I hope you all found suitably cheery ways to launch yourselves into the new year. We hit the chilly streets of Barcelona (where even the local vegetable store was mixing cocktails and people on street corners were selling bottles of champagne) not realising that it’s customary to wear evening dress for the occasion or at the very least a bow-tie, and we therefore arrived at our destination, Ocana in Placa Reial,underdressed for once. At least we avoided Boris’s big ‘Everyone must pay extra for enjoying themselves’ approach to the festivities in London.
One of the big differences here is in the huge number of children you see in Mediterranean cities. The anklebiters and their entire families are out on the streets, not at Playstations but playing for real, and it’s always an uplifting sight. A friend of mine in a London cinema actually asked me if there were dwarves in the audience, and I had to point out to her that they were kids.
It was a year of happiness (great travels, hard work, good times) and sadness (lost friends, illnesses), two new books, a raft of projects to come including the 12th Bryant & May mystery, the thriller ‘The Sand Men’ in late summer, followed by another thriller, a comedy-drama, a new mystery and some surprises.
My ambivalent attitude to my city of birth never changes but grows ever more polarised. I love many of the improvements made in it, and hate the cash-grab our Mayor is stealthily managing while playing up his image of a Latin-spouting nitwit – not all of us are fooled, Boris. London refuses to see through its good ideas and never learns better ones from its neighbours. One of the most famous programmes London could learn from is Barcelona’s “100 projects” – a series of small-scale improvements to public spaces designed to give identity to neighbourhoods, so that people could begin to feel pride in where they lived.

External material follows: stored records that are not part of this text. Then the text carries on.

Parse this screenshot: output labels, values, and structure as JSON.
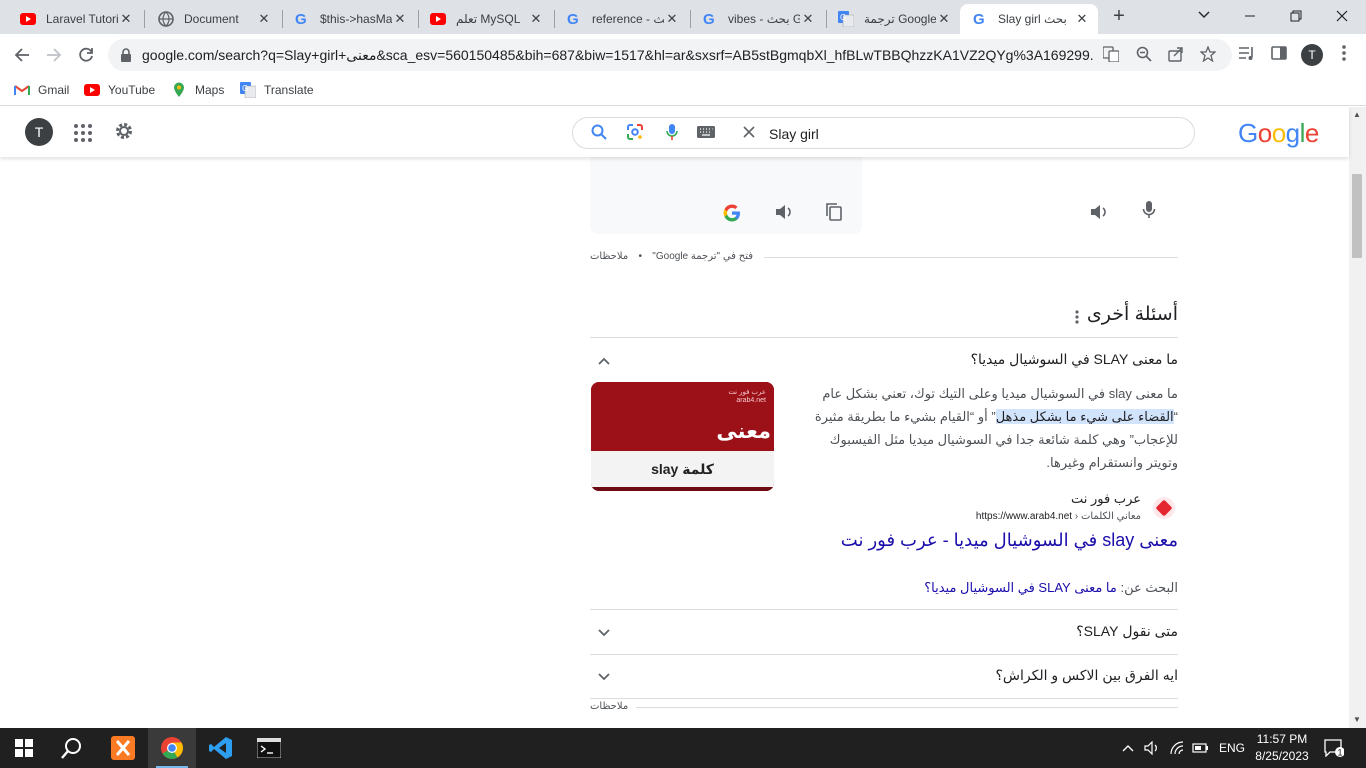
{
  "browser": {
    "tabs": [
      {
        "title": "Laravel Tutori",
        "favicon": "youtube-icon",
        "active": false
      },
      {
        "title": "Document",
        "favicon": "globe-icon",
        "active": false
      },
      {
        "title": "$this->hasMa",
        "favicon": "google-icon",
        "active": false
      },
      {
        "title": "تعلم MySQL",
        "favicon": "youtube-icon",
        "active": false
      },
      {
        "title": "reference - بحث",
        "favicon": "google-icon",
        "active": false
      },
      {
        "title": "vibes - بحث G",
        "favicon": "google-icon",
        "active": false
      },
      {
        "title": "ترجمة Google",
        "favicon": "google-translate-icon",
        "active": false
      },
      {
        "title": "Slay girl بحث",
        "favicon": "google-icon",
        "active": true
      }
    ],
    "new_tab_symbol": "+",
    "url": "google.com/search?q=Slay+girl+معنى&sca_esv=560150485&bih=687&biw=1517&hl=ar&sxsrf=AB5stBgmqbXl_hfBLwTBBQhzzKA1VZ2QYg%3A169299...",
    "profile_initial": "T",
    "bookmarks": [
      {
        "label": "Gmail",
        "icon": "gmail-icon"
      },
      {
        "label": "YouTube",
        "icon": "youtube-icon"
      },
      {
        "label": "Maps",
        "icon": "maps-pin-icon"
      },
      {
        "label": "Translate",
        "icon": "google-translate-icon"
      }
    ]
  },
  "google": {
    "account_initial": "T",
    "query": "Slay girl",
    "logo": "Google",
    "logo_colors": [
      "#4285F4",
      "#EA4335",
      "#FBBC05",
      "#4285F4",
      "#34A853",
      "#EA4335"
    ]
  },
  "translate_card": {
    "open_in": "فتح في \"ترجمة Google\"",
    "separator": "•",
    "feedback": "ملاحظات"
  },
  "paa": {
    "title": "أسئلة أخرى",
    "questions": [
      {
        "text": "ما معنى SLAY في السوشيال ميديا؟",
        "expanded": true
      },
      {
        "text": "متى نقول SLAY؟",
        "expanded": false
      },
      {
        "text": "ايه الفرق بين الاكس و الكراش؟",
        "expanded": false
      }
    ],
    "answer_before": "ما معنى slay في السوشيال ميديا وعلى التيك توك، تعني بشكل عام “",
    "answer_highlight": "القضاء على شيء ما بشكل مذهل",
    "answer_after": "” أو “القيام بشيء ما بطريقة مثيرة للإعجاب” وهي كلمة شائعة جدا في السوشيال ميديا مثل الفيسبوك وتويتر وانستقرام وغيرها.",
    "thumbnail": {
      "brand_line1": "عرب فور نت",
      "brand_line2": "arab4.net",
      "big_text": "معنى",
      "bar_text": "كلمة slay"
    },
    "source_name": "عرب فور نت",
    "source_url": "https://www.arab4.net",
    "source_path": " › معاني الكلمات",
    "result_link": "معنى slay في السوشيال ميديا - عرب فور نت",
    "search_for_label": "البحث عن: ",
    "search_for_link": "ما معنى SLAY في السوشيال ميديا؟",
    "feedback": "ملاحظات"
  },
  "taskbar": {
    "language": "ENG",
    "time": "11:57 PM",
    "date": "8/25/2023",
    "notification_count": "1"
  }
}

The political landscape is an equally polarised mess, with no-hope one-policy parties panicking the only two leaders with a chance of election into poll-driven lunacies. I’d like to see London reconnect with the rest of the country in 2015 and embrace Europe, where so much can be learned but from where only bad (and badly written) reports emerge, to be published in the tutting panic-rags.
Well, we all have things we’d like to change about our countries and cities. The big change for me this year has been seeing so many of my friends forced out of London by soaring prices, leaving it a land of entitled trustafarians and blank-faced investors. I grew up in a time of grass-roots activism and creativity; surely the wheel will turn again. There should be no poverty in one of the richest nations in the world, and any politician not directly addressing this should be ashamed.
Time is precious – make it matter. Here’s to an amazing 2015.